A How-To Guide for Using Mass Texting Service Tatango

Brian Sun

A How-To Guide for Using Mass Texting Services: Tatango.

Tatango is one of the best mass texting services for your ministry. After a 7-day free trial, it’s $24 a month for 0-250 subscribers and allows you to send unlimited text messages and unlimited campaigns. Tatango is easier to use than any other mass texting software I’ve seen and tried.

To get started with Tatango, you have to create an account. Here’s how.

How To Create An Account In Tatango.

If you don’t like screencasts, here’s the written out instructions on how to create an account in Tatango.

1. Go to tatango.com in your browser

2. Click on the big green button that says “try it free for 7 days” – this is a no strings attached, commitment required to see if you want to join the service or not.

3. Fill out the form with all the required information.

4. Click the big green button that says “sign up”

5. Open up your email inbox.
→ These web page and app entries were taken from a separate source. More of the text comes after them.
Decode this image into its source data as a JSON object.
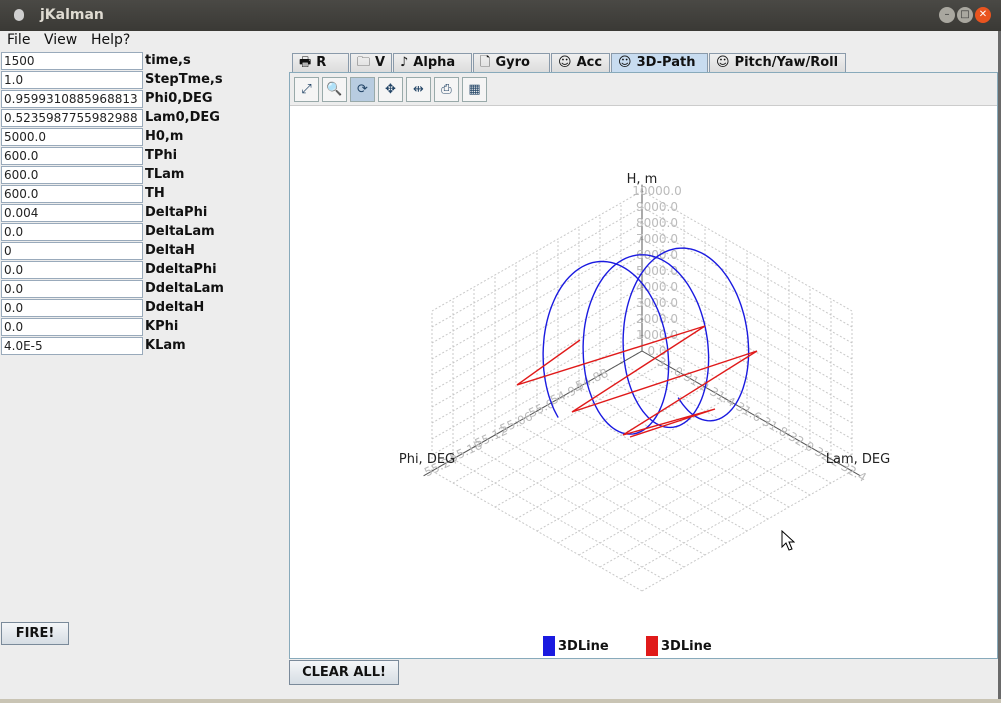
{
  "window": {
    "title": "jKalman"
  },
  "menu": [
    "File",
    "View",
    "Help?"
  ],
  "params": [
    {
      "value": "1500",
      "label": "time,s"
    },
    {
      "value": "1.0",
      "label": "StepTme,s"
    },
    {
      "value": "0.9599310885968813",
      "label": "Phi0,DEG"
    },
    {
      "value": "0.5235987755982988",
      "label": "Lam0,DEG"
    },
    {
      "value": "5000.0",
      "label": "H0,m"
    },
    {
      "value": "600.0",
      "label": "TPhi"
    },
    {
      "value": "600.0",
      "label": "TLam"
    },
    {
      "value": "600.0",
      "label": "TH"
    },
    {
      "value": "0.004",
      "label": "DeltaPhi"
    },
    {
      "value": "0.0",
      "label": "DeltaLam"
    },
    {
      "value": "0",
      "label": "DeltaH"
    },
    {
      "value": "0.0",
      "label": "DdeltaPhi"
    },
    {
      "value": "0.0",
      "label": "DdeltaLam"
    },
    {
      "value": "0.0",
      "label": "DdeltaH"
    },
    {
      "value": "0.0",
      "label": "KPhi"
    },
    {
      "value": "4.0E-5",
      "label": "KLam"
    }
  ],
  "buttons": {
    "fire": "FIRE!",
    "clear": "CLEAR ALL!"
  },
  "tabs": [
    {
      "label": "R",
      "icon": "printer-icon",
      "glyph": "🖶"
    },
    {
      "label": "V",
      "icon": "folder-icon",
      "glyph": "🗀"
    },
    {
      "label": "Alpha",
      "icon": "music-note-icon",
      "glyph": "♪"
    },
    {
      "label": "Gyro",
      "icon": "page-icon",
      "glyph": "🗋"
    },
    {
      "label": "Acc",
      "icon": "smiley-icon",
      "glyph": "☺"
    },
    {
      "label": "3D-Path",
      "icon": "smiley-icon",
      "glyph": "☺"
    },
    {
      "label": "Pitch/Yaw/Roll",
      "icon": "smiley-icon",
      "glyph": "☺"
    }
  ],
  "active_tab": "3D-Path",
  "toolbar": [
    {
      "name": "zoom-reset-icon",
      "glyph": "⤢"
    },
    {
      "name": "zoom-icon",
      "glyph": "🔍"
    },
    {
      "name": "rotate-icon",
      "glyph": "⟳"
    },
    {
      "name": "pan-icon",
      "glyph": "✥"
    },
    {
      "name": "translate-icon",
      "glyph": "⇹"
    },
    {
      "name": "export-icon",
      "glyph": "⎙"
    },
    {
      "name": "grid-icon",
      "glyph": "▦"
    }
  ],
  "chart_data": {
    "type": "line",
    "projection": "3d",
    "axis_labels": {
      "x": "Phi, DEG",
      "y": "Lam, DEG",
      "z": "H, m"
    },
    "z_ticks": [
      "10000.0",
      "9000.0",
      "8000.0",
      "7000.0",
      "6000.0",
      "5000.0",
      "4000.0",
      "3000.0",
      "2000.0",
      "1000.0",
      "0.0"
    ],
    "x_ticks": [
      "55.24",
      "55.18",
      "55.12",
      "55.06",
      "55.0",
      "54.94",
      "54.88"
    ],
    "y_ticks": [
      "32.4",
      "32.2",
      "32.0",
      "31.8",
      "31.6",
      "31.4",
      "31.2",
      "31.0"
    ],
    "grid": true,
    "series": [
      {
        "name": "3DLine",
        "color": "#1a1ae0"
      },
      {
        "name": "3DLine",
        "color": "#e01a1a"
      }
    ],
    "legend_position": "bottom"
  }
}
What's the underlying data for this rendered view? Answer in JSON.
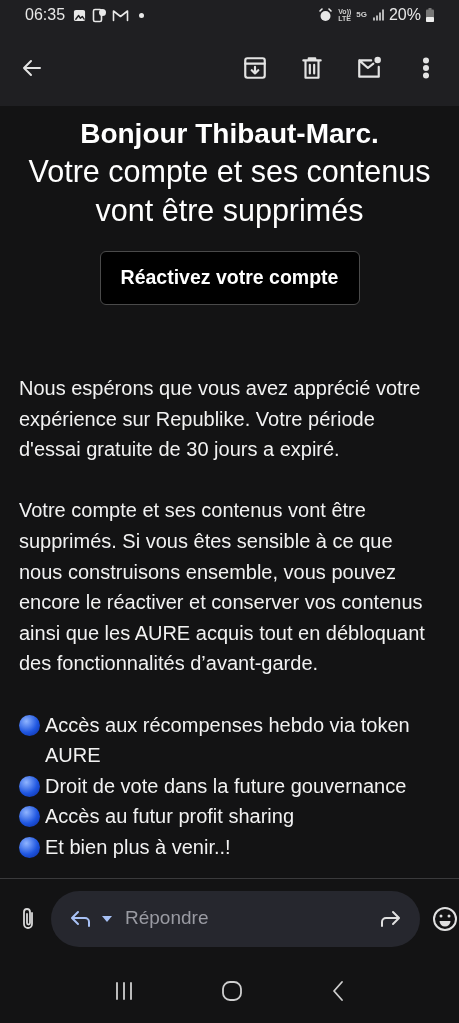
{
  "status_bar": {
    "time": "06:35",
    "volte_top": "Vo))",
    "volte_bottom": "LTE",
    "network": "5G",
    "battery": "20%"
  },
  "toolbar": {
    "actions": [
      {
        "kind": "archive"
      },
      {
        "kind": "delete"
      },
      {
        "kind": "mark_unread"
      },
      {
        "kind": "more"
      }
    ]
  },
  "email": {
    "greeting": "Bonjour Thibaut-Marc.",
    "headline": "Votre compte et ses contenus vont être supprimés",
    "button": "Réactivez votre compte",
    "paragraphs": [
      "Nous espérons que vous avez apprécié votre expérience sur Republike. Votre période d'essai gratuite de 30 jours a expiré.",
      "Votre compte et ses contenus vont être supprimés. Si vous êtes sensible à ce que nous construisons ensemble, vous pouvez encore le réactiver et conserver vos contenus ainsi que les AURE acquis tout en débloquant des fonctionnalités d’avant-garde."
    ],
    "bullets": [
      "Accès aux récompenses hebdo via token AURE",
      "Droit de vote dans la future gouvernance",
      "Accès au futur profit sharing",
      "Et bien plus à venir..!"
    ]
  },
  "reply_bar": {
    "placeholder": "Répondre"
  }
}
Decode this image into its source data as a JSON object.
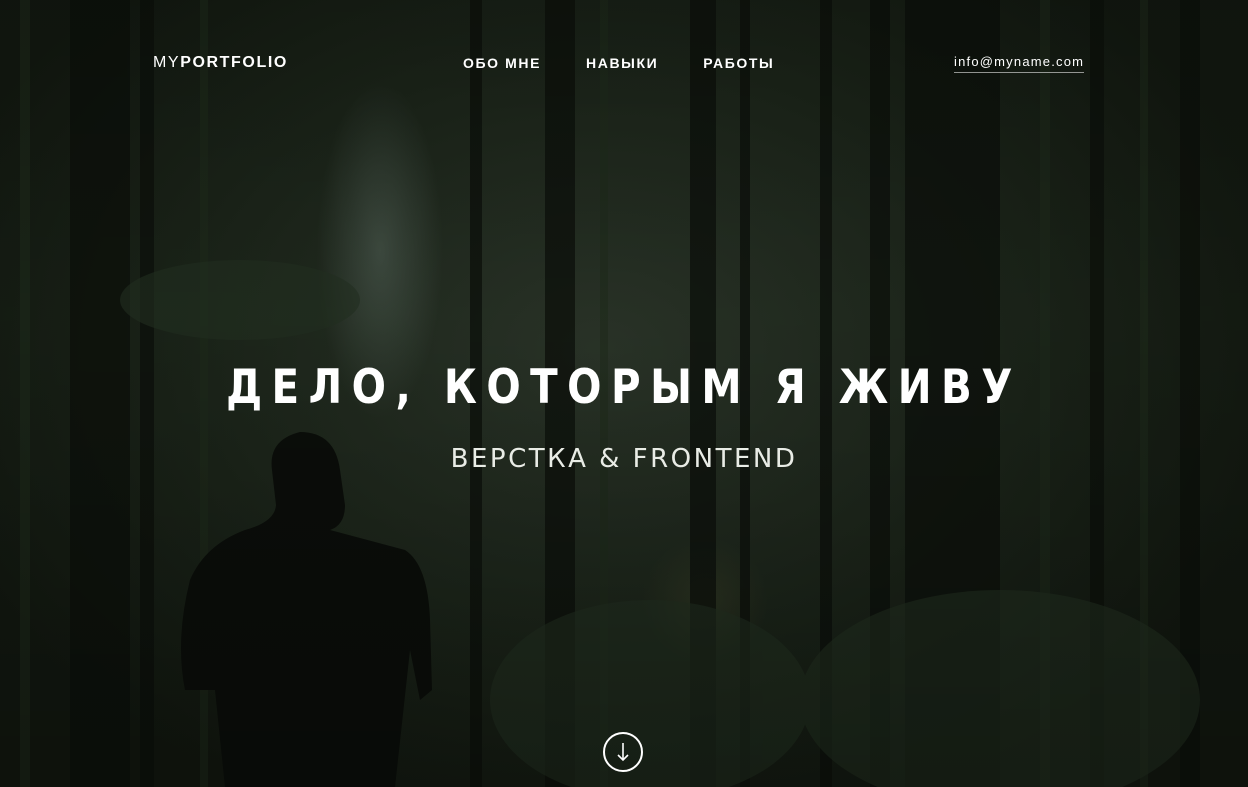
{
  "header": {
    "logo": {
      "light": "MY",
      "bold": "PORTFOLIO"
    },
    "nav": [
      {
        "label": "ОБО МНЕ"
      },
      {
        "label": "НАВЫКИ"
      },
      {
        "label": "РАБОТЫ"
      }
    ],
    "email": "info@myname.com"
  },
  "hero": {
    "title": "ДЕЛО, КОТОРЫМ Я ЖИВУ",
    "subtitle": "ВЕРСТКА & FRONTEND",
    "scroll_icon": "arrow-down-icon"
  },
  "colors": {
    "text": "#ffffff",
    "background_dark": "#131a12",
    "forest_mid": "#2b3529"
  }
}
6. Open up the email in your inbox that says “please confirm your email address”

7. Click on the link that says “click here to complete your sign up”

8. You’ve made an account. Good work!

 

How To Create A New Keyword in Tatango.

Now that you’re signed up, you’ll want to set up your first ‘keyword,’ which is the word people text to Tatango to sign up for your texting group.

If you don’t like screencasts, here’s the written out instructions on how to create a new keyword in Tatango.

1. Click on “create new keyword”

2. Write your keyword in the form – keep it to one word, short, to the point. Examples include: ASUCRU, NAUIV, UCRNAVS

3. Click “subscription” as the keyword type so you can collect phone number and send frequent messages.

4. Enter a message to reward someone for subscribing to your messages. Example: “Thanks for signing up you really cool students. Expect updates from our fellowship. Thanks!”

5. Click “create keyword” then Tatango will give you instructions on how to have students join your texting group.

6. Your keyword is created and you’re ready for students to join. Good work!

After signing up for Tatango, they send you super helpful tips over the week on where to advertise your texting group, how often to send text messages, all the legal mumbo jumbo, and more.

How to send a text message in Tatango.

Sending your first text message comes after students have texted the keyword to the shortcode number.

At your leadership team meetings, big group gatherings, and other applicable meetings, have your students text the keyword to the short code number – that’s how they become subscribers.

Once you get subscribers, it’s time to send your first text message. Here’s how.

If you don’t like screencasts, here’s the written out instructions on how to send a text message in Signal.

1. Click on the gray button that says “Manage” for the list that you want to send a text message to – it’s in the middle of your dashboard after you login to Tatango.

2. Click on “Send Message” – it’s on the left of the screen underneath “Overview”

3. Type your text message in the box with the heading “Enter your text message below” – Tatango already includes a message to opt-out automatically so don’t worry about adding it like you do in Signal.

4. Review your message by looking at the phone screen on the right – it updates in real-time as you type your text message.

5. When you are ready to send, click on the big green button that says “Send Text Message.” A box will come up asking you to confirm, click on “Send Text Message” in the pop-up box and you’re done!

After signing up for Tatango, you’re on your way to improving your communication with students while they’re on the go. Happy texting.

 

By Brian Sun | Posted: Feb 16, 2012
Category: Email/Communications | Tags: , | Permalink | Post a comment | Trackback URL.

One Comment


  1. Katye
    August 15, 2012, 11:32 am | Permalink

    Tatango just launched scheduled messaging, so you can set up messages to be sent in the future: http://www.tatango.com/blog/scheduled-messaging-now-available-at-tatango/

    Reply

One Trackback

  1. […] You can read the blog post and all of his very detailed instructions right here. […]

Post a Comment

Your email is never published nor shared. Required fields are marked *

*
*
[Allowed Tags]